======== PROVIDED DATA
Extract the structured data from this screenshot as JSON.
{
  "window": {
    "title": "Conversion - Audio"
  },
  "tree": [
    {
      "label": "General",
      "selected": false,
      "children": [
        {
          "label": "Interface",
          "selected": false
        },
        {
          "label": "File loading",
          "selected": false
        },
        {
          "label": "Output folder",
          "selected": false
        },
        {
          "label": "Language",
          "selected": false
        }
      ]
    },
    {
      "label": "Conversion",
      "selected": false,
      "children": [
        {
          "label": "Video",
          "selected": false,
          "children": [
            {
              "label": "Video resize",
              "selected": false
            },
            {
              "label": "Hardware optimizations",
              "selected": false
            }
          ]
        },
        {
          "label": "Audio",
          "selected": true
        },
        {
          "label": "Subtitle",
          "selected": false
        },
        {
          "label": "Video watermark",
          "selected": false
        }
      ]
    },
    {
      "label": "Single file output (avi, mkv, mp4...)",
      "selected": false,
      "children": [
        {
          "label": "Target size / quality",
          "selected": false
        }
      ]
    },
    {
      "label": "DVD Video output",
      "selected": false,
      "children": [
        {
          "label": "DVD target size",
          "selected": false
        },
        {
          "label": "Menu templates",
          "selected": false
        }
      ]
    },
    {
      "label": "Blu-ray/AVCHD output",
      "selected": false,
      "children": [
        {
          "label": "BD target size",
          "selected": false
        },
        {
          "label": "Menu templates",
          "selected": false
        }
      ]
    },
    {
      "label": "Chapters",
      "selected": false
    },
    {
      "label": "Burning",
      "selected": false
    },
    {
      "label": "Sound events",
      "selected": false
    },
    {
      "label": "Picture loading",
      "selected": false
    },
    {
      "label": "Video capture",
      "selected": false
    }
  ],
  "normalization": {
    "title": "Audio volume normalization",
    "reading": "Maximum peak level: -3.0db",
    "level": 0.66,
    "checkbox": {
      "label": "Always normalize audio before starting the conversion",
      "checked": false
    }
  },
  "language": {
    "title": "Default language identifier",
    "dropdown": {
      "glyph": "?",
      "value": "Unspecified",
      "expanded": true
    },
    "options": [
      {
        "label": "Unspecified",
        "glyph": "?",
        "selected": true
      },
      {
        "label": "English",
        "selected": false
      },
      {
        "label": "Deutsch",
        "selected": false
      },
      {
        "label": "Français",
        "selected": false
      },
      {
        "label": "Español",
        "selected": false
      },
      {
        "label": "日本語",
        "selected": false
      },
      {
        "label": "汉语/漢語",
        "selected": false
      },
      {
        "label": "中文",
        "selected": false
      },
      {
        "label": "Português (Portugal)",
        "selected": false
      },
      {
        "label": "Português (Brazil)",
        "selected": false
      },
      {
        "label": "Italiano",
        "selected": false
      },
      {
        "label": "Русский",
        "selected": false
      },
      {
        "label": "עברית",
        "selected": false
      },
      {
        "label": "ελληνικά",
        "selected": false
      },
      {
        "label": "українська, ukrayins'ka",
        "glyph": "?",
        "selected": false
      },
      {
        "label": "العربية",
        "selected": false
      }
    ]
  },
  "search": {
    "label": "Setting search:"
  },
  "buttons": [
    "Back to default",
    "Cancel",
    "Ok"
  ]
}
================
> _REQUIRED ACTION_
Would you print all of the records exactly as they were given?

> _COMPLETED TASK_
Extract the structured data from this screenshot as JSON.
{
  "window": {
    "title": "Conversion - Audio"
  },
  "tree": [
    {
      "label": "General",
      "selected": false,
      "children": [
        {
          "label": "Interface",
          "selected": false
        },
        {
          "label": "File loading",
          "selected": false
        },
        {
          "label": "Output folder",
          "selected": false
        },
        {
          "label": "Language",
          "selected": false
        }
      ]
    },
    {
      "label": "Conversion",
      "selected": false,
      "children": [
        {
          "label": "Video",
          "selected": false,
          "children": [
            {
              "label": "Video resize",
              "selected": false
            },
            {
              "label": "Hardware optimizations",
              "selected": false
            }
          ]
        },
        {
          "label": "Audio",
          "selected": true
        },
        {
          "label": "Subtitle",
          "selected": false
        },
        {
          "label": "Video watermark",
          "selected": false
        }
      ]
    },
    {
      "label": "Single file output (avi, mkv, mp4...)",
      "selected": false,
      "children": [
        {
          "label": "Target size / quality",
          "selected": false
        }
      ]
    },
    {
      "label": "DVD Video output",
      "selected": false,
      "children": [
        {
          "label": "DVD target size",
          "selected": false
        },
        {
          "label": "Menu templates",
          "selected": false
        }
      ]
    },
    {
      "label": "Blu-ray/AVCHD output",
      "selected": false,
      "children": [
        {
          "label": "BD target size",
          "selected": false
        },
        {
          "label": "Menu templates",
          "selected": false
        }
      ]
    },
    {
      "label": "Chapters",
      "selected": false
    },
    {
      "label": "Burning",
      "selected": false
    },
    {
      "label": "Sound events",
      "selected": false
    },
    {
      "label": "Picture loading",
      "selected": false
    },
    {
      "label": "Video capture",
      "selected": false
    }
  ],
  "normalization": {
    "title": "Audio volume normalization",
    "reading": "Maximum peak level: -3.0db",
    "level": 0.66,
    "checkbox": {
      "label": "Always normalize audio before starting the conversion",
      "checked": false
    }
  },
  "language": {
    "title": "Default language identifier",
    "dropdown": {
      "glyph": "?",
      "value": "Unspecified",
      "expanded": true
    },
    "options": [
      {
        "label": "Unspecified",
        "glyph": "?",
        "selected": true
      },
      {
        "label": "English",
        "selected": false
      },
      {
        "label": "Deutsch",
        "selected": false
      },
      {
        "label": "Français",
        "selected": false
      },
      {
        "label": "Español",
        "selected": false
      },
      {
        "label": "日本語",
        "selected": false
      },
      {
        "label": "汉语/漢語",
        "selected": false
      },
      {
        "label": "中文",
        "selected": false
      },
      {
        "label": "Português (Portugal)",
        "selected": false
      },
      {
        "label": "Português (Brazil)",
        "selected": false
      },
      {
        "label": "Italiano",
        "selected": false
      },
      {
        "label": "Русский",
        "selected": false
      },
      {
        "label": "עברית",
        "selected": false
      },
      {
        "label": "ελληνικά",
        "selected": false
      },
      {
        "label": "українська, ukrayins'ka",
        "glyph": "?",
        "selected": false
      },
      {
        "label": "العربية",
        "selected": false
      }
    ]
  },
  "search": {
    "label": "Setting search:"
  },
  "buttons": [
    "Back to default",
    "Cancel",
    "Ok"
  ]
}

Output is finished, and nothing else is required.